**Exercise instructions**
Lines of the records that hold the word "estás" are to be counted; give the number and nothing more.

**Dataset**

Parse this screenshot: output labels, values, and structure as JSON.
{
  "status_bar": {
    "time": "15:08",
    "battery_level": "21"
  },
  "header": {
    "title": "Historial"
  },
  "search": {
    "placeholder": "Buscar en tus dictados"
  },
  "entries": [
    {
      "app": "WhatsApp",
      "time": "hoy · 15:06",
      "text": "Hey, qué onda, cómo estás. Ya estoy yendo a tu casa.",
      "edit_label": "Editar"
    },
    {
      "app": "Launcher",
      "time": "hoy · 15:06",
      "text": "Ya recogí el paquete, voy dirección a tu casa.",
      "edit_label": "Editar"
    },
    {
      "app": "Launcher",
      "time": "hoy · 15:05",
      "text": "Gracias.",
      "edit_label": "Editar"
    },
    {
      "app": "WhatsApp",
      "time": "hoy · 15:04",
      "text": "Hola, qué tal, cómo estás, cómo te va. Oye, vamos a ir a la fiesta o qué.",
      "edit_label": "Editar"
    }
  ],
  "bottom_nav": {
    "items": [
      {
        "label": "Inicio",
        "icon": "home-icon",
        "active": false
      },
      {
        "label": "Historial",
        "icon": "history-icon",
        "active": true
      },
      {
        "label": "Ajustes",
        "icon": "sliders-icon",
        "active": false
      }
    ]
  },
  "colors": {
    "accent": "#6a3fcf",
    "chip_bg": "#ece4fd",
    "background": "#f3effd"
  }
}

**Response**
2